§ **DATA FOR THIS EXERCISE**
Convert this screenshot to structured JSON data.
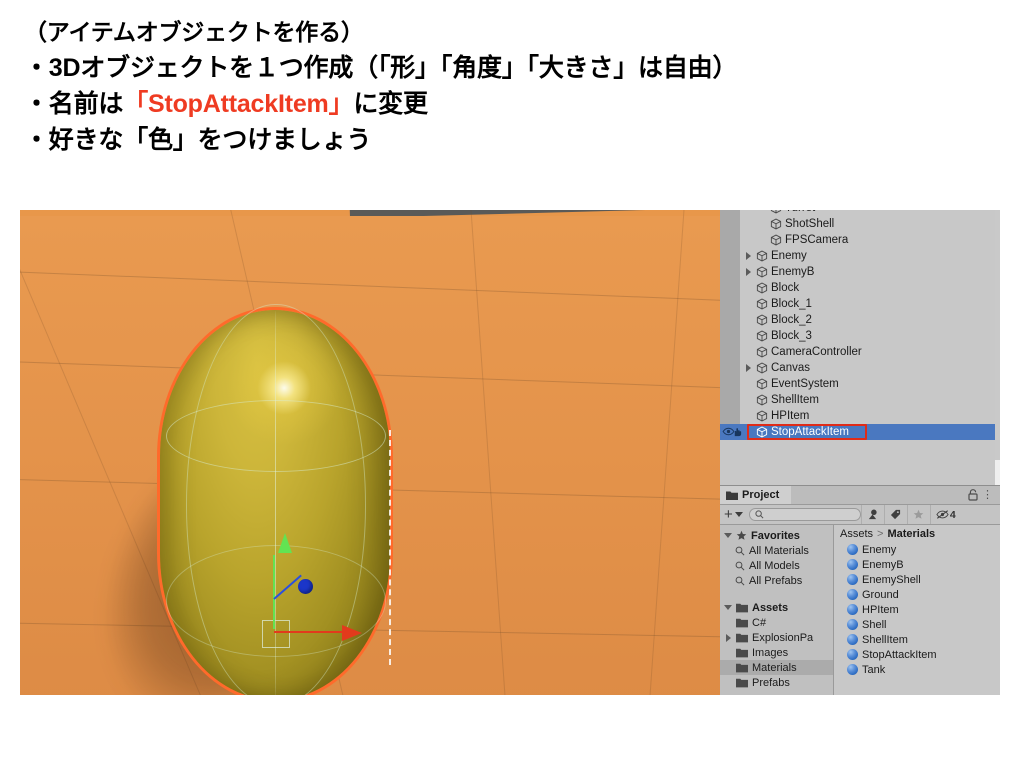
{
  "slide": {
    "lines": [
      "（アイテムオブジェクトを作る）",
      "・3Dオブジェクトを１つ作成（「形」「角度」「大きさ」は自由）"
    ],
    "line3_prefix": "・名前は",
    "line3_highlight": "「StopAttackItem」",
    "line3_suffix": "に変更",
    "line4": "・好きな「色」をつけましょう",
    "highlight_color": "#ef3b22"
  },
  "screenshot": {
    "scene": {
      "background_color": "#e8974a",
      "horizon_color": "#5a5a58",
      "object_color": "#c3b036",
      "selection_outline_color": "#ff6a2b",
      "gizmo": {
        "y_axis_color": "#63e352",
        "x_axis_color": "#e23a1c",
        "z_axis_color": "#2a4fe0"
      }
    },
    "hierarchy": {
      "selection_color": "#4a78c0",
      "annotation_box_color": "#e02b18",
      "items": [
        {
          "label": "Turret",
          "depth": 2,
          "expandable": false,
          "selected": false,
          "clipped": true
        },
        {
          "label": "ShotShell",
          "depth": 2,
          "expandable": false,
          "selected": false
        },
        {
          "label": "FPSCamera",
          "depth": 2,
          "expandable": false,
          "selected": false
        },
        {
          "label": "Enemy",
          "depth": 1,
          "expandable": true,
          "selected": false
        },
        {
          "label": "EnemyB",
          "depth": 1,
          "expandable": true,
          "selected": false
        },
        {
          "label": "Block",
          "depth": 1,
          "expandable": false,
          "selected": false
        },
        {
          "label": "Block_1",
          "depth": 1,
          "expandable": false,
          "selected": false
        },
        {
          "label": "Block_2",
          "depth": 1,
          "expandable": false,
          "selected": false
        },
        {
          "label": "Block_3",
          "depth": 1,
          "expandable": false,
          "selected": false
        },
        {
          "label": "CameraController",
          "depth": 1,
          "expandable": false,
          "selected": false
        },
        {
          "label": "Canvas",
          "depth": 1,
          "expandable": true,
          "selected": false
        },
        {
          "label": "EventSystem",
          "depth": 1,
          "expandable": false,
          "selected": false
        },
        {
          "label": "ShellItem",
          "depth": 1,
          "expandable": false,
          "selected": false
        },
        {
          "label": "HPItem",
          "depth": 1,
          "expandable": false,
          "selected": false
        },
        {
          "label": "StopAttackItem",
          "depth": 1,
          "expandable": false,
          "selected": true
        }
      ]
    },
    "project": {
      "tab_label": "Project",
      "toolbar": {
        "add_label": "+",
        "search_placeholder": "",
        "search_value": "",
        "hidden_count": "4"
      },
      "breadcrumb": {
        "root": "Assets",
        "separator": ">",
        "current": "Materials"
      },
      "tree": [
        {
          "label": "Favorites",
          "type": "header",
          "expanded": true,
          "selected": false
        },
        {
          "label": "All Materials",
          "type": "search",
          "selected": false
        },
        {
          "label": "All Models",
          "type": "search",
          "selected": false
        },
        {
          "label": "All Prefabs",
          "type": "search",
          "selected": false
        },
        {
          "label": "",
          "type": "spacer"
        },
        {
          "label": "Assets",
          "type": "header",
          "expanded": true,
          "selected": false
        },
        {
          "label": "C#",
          "type": "folder",
          "expandable": false,
          "selected": false
        },
        {
          "label": "ExplosionPa",
          "type": "folder",
          "expandable": true,
          "selected": false
        },
        {
          "label": "Images",
          "type": "folder",
          "expandable": false,
          "selected": false
        },
        {
          "label": "Materials",
          "type": "folder",
          "expandable": false,
          "selected": true
        },
        {
          "label": "Prefabs",
          "type": "folder",
          "expandable": false,
          "selected": false
        }
      ],
      "assets": [
        {
          "label": "Enemy",
          "kind": "material"
        },
        {
          "label": "EnemyB",
          "kind": "material"
        },
        {
          "label": "EnemyShell",
          "kind": "material"
        },
        {
          "label": "Ground",
          "kind": "material"
        },
        {
          "label": "HPItem",
          "kind": "material"
        },
        {
          "label": "Shell",
          "kind": "material"
        },
        {
          "label": "ShellItem",
          "kind": "material"
        },
        {
          "label": "StopAttackItem",
          "kind": "material"
        },
        {
          "label": "Tank",
          "kind": "material"
        }
      ]
    }
  }
}
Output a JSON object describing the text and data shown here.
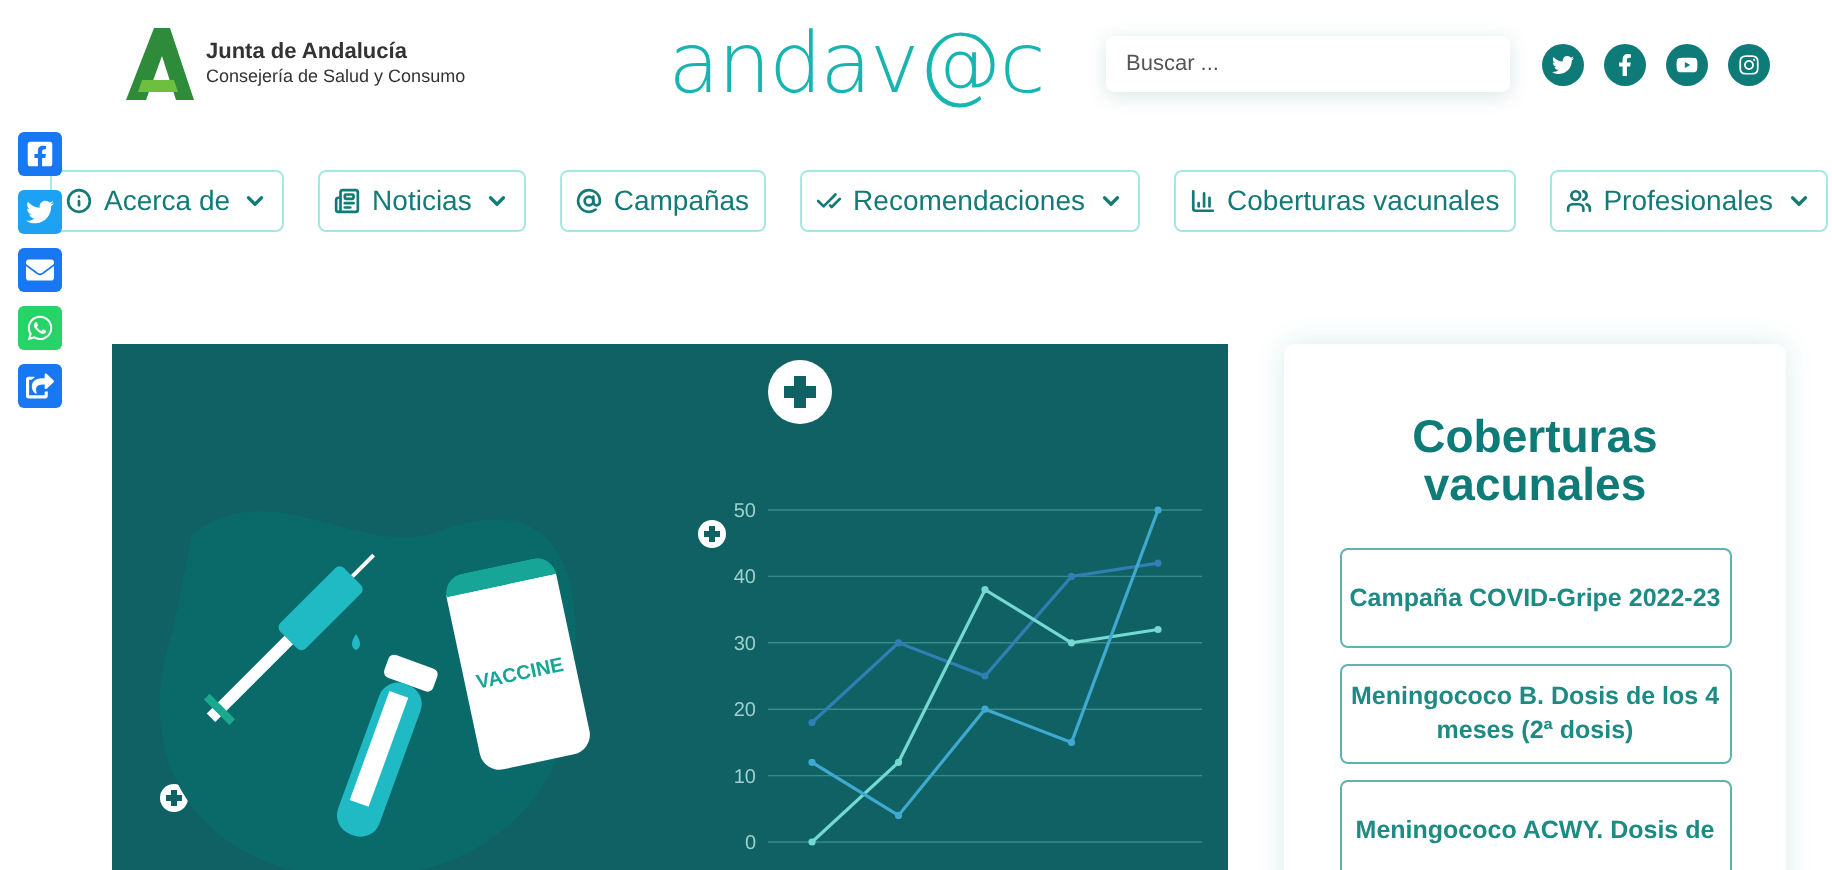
{
  "header": {
    "org_name": "Junta de Andalucía",
    "org_department": "Consejería de Salud y Consumo",
    "site_logo": "andav@c",
    "search": {
      "placeholder": "Buscar ..."
    }
  },
  "nav": [
    {
      "label": "Acerca de",
      "dropdown": true
    },
    {
      "label": "Noticias",
      "dropdown": true
    },
    {
      "label": "Campañas",
      "dropdown": false
    },
    {
      "label": "Recomendaciones",
      "dropdown": true
    },
    {
      "label": "Coberturas vacunales",
      "dropdown": false
    },
    {
      "label": "Profesionales",
      "dropdown": true
    }
  ],
  "hero": {
    "vial_label": "VACCINE",
    "chart_data": {
      "type": "line",
      "grid": true,
      "ylim": [
        0,
        50
      ],
      "yticks": [
        0,
        10,
        20,
        30,
        40,
        50
      ],
      "series": [
        {
          "color": "#2f7fb5",
          "marker": true,
          "values": [
            18,
            30,
            25,
            40,
            42
          ]
        },
        {
          "color": "#74d9d0",
          "marker": true,
          "values": [
            0,
            12,
            38,
            30,
            32
          ]
        },
        {
          "color": "#3fa9d0",
          "marker": true,
          "values": [
            12,
            4,
            20,
            15,
            50
          ]
        }
      ]
    }
  },
  "sidebar": {
    "title": "Coberturas vacunales",
    "links": [
      "Campaña COVID-Gripe 2022-23",
      "Meningococo B. Dosis de los 4 meses (2ª dosis)",
      "Meningococo ACWY. Dosis de"
    ]
  }
}
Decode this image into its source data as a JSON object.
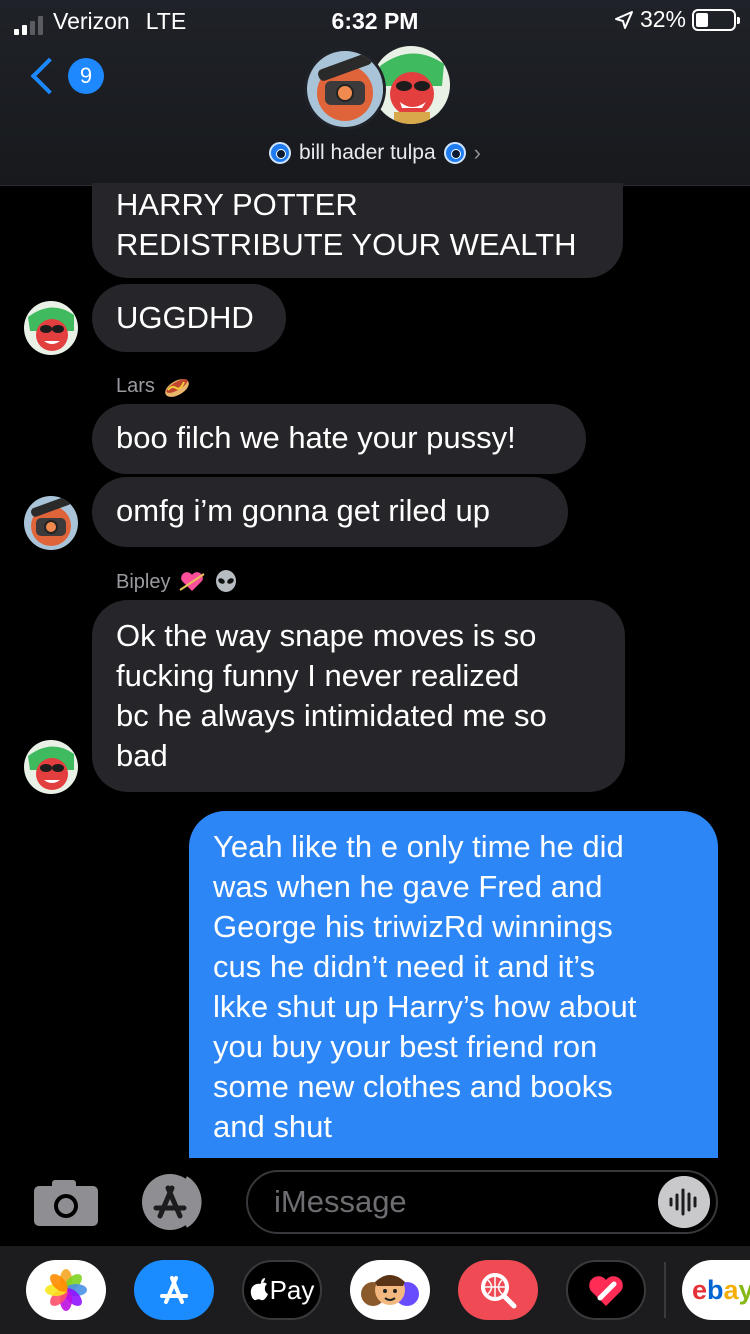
{
  "status_bar": {
    "carrier": "Verizon",
    "network": "LTE",
    "time": "6:32 PM",
    "battery": "32%"
  },
  "header": {
    "back_count": "9",
    "group_name": "bill hader tulpa"
  },
  "messages": {
    "m1": {
      "lines": [
        "HARRY POTTER",
        "REDISTRIBUTE YOUR WEALTH"
      ]
    },
    "m2": {
      "text": "UGGDHD"
    },
    "lars": {
      "name": "Lars"
    },
    "m3": {
      "text": "boo filch we hate your pussy!"
    },
    "m4": {
      "text": "omfg i’m gonna get riled up"
    },
    "bipley": {
      "name": "Bipley"
    },
    "m5": {
      "lines": [
        "Ok the way snape moves is so",
        "fucking funny I never realized",
        "bc he always intimidated me so",
        "bad"
      ]
    },
    "m6": {
      "lines": [
        "Yeah like th e only time he did",
        "was when he gave Fred and",
        "George his triwizRd winnings",
        "cus he didn’t need it and it’s",
        "lkke shut up Harry’s how about",
        "you buy your best friend ron",
        "some new clothes and books",
        "and shut"
      ]
    }
  },
  "compose": {
    "placeholder": "iMessage"
  },
  "drawer": {
    "applepay_label": "Pay",
    "ebay_label": "ebay"
  },
  "icons": [
    "camera-icon",
    "app-store-icon",
    "audio-message-icon",
    "photos-app-icon",
    "apple-pay-icon",
    "memoji-icon",
    "web-search-icon",
    "digital-touch-icon",
    "ebay-icon",
    "hotdog-emoji",
    "heart-arrow-emoji",
    "alien-emoji"
  ],
  "colors": {
    "accent": "#1e88ff",
    "outgoing_bubble": "#2d86f5",
    "incoming_bubble": "#26252a"
  }
}
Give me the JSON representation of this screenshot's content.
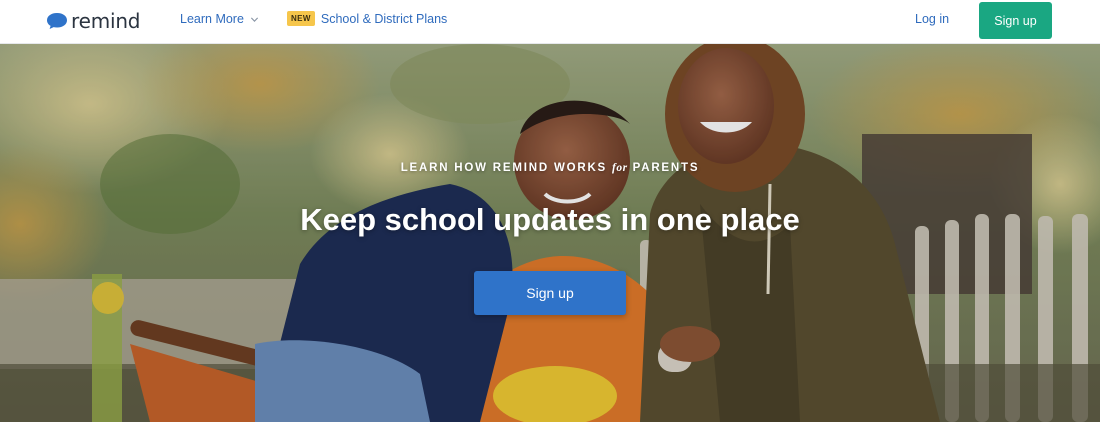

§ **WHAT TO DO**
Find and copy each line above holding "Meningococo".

§ **FINISHED TASK**
      "Meningococo B. Dosis de los 4 meses (2ª dosis)",
      "Meningococo ACWY. Dosis de"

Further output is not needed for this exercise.